##### Data section #####

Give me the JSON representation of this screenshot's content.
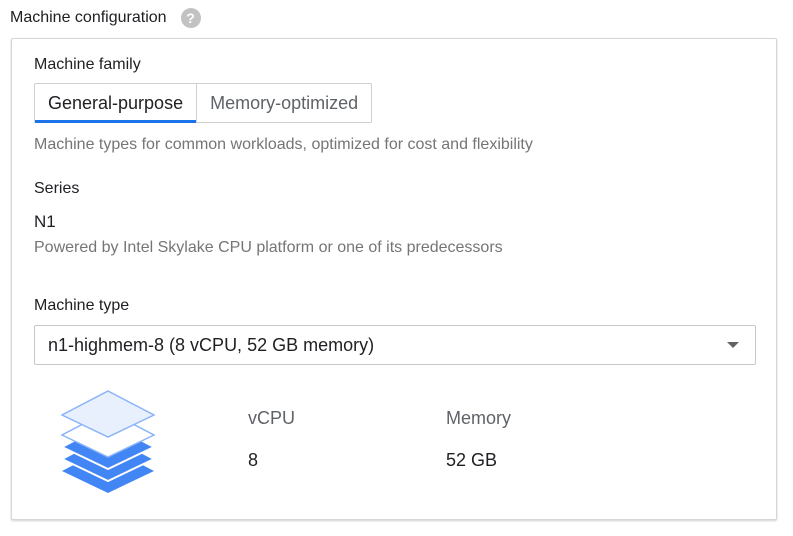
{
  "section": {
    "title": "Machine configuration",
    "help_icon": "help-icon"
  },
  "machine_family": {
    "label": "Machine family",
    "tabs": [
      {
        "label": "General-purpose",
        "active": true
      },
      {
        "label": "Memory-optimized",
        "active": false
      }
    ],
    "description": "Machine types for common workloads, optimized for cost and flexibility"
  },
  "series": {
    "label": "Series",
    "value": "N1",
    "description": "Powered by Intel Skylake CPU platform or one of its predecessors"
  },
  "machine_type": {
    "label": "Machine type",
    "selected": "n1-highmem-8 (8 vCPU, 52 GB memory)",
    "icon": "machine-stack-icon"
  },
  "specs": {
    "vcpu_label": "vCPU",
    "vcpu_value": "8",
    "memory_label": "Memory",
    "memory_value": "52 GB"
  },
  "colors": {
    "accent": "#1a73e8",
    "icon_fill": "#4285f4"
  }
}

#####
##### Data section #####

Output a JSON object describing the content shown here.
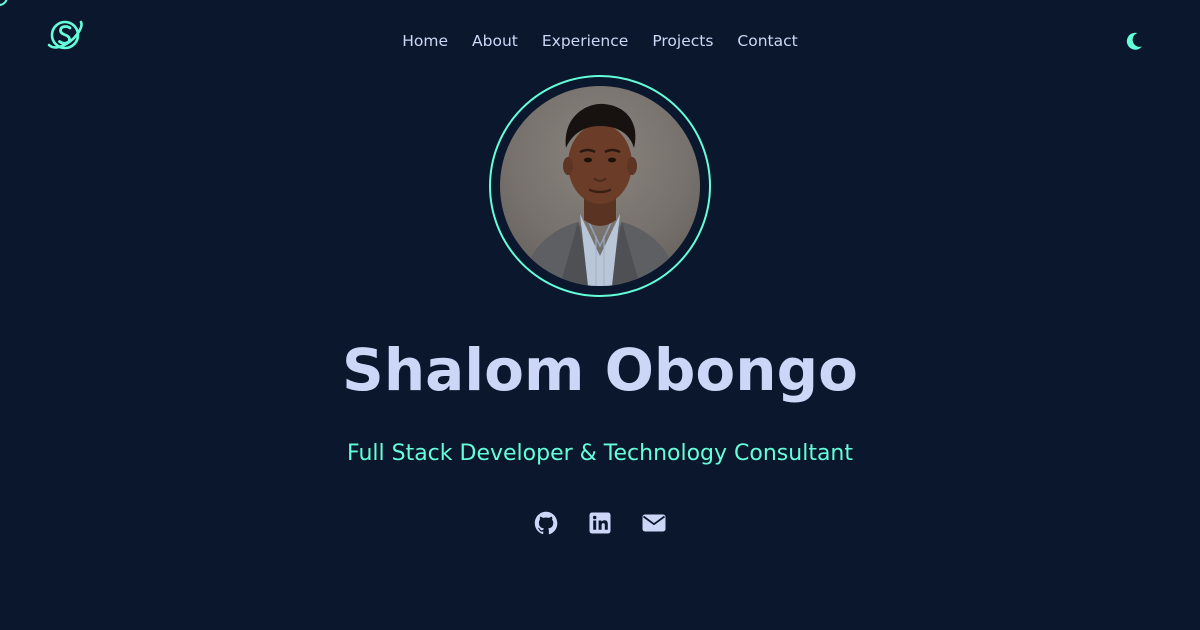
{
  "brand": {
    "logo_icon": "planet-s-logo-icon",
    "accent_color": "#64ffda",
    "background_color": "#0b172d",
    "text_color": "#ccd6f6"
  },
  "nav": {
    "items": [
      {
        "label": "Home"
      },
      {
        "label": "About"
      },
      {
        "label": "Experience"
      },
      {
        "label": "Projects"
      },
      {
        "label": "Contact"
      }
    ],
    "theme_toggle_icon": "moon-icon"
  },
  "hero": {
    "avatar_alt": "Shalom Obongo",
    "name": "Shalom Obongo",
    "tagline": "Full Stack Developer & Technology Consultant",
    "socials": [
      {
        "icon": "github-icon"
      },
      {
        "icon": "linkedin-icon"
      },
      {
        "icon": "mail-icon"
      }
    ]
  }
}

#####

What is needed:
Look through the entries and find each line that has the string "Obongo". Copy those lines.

Task response:
    "avatar_alt": "Shalom Obongo",
    "name": "Shalom Obongo",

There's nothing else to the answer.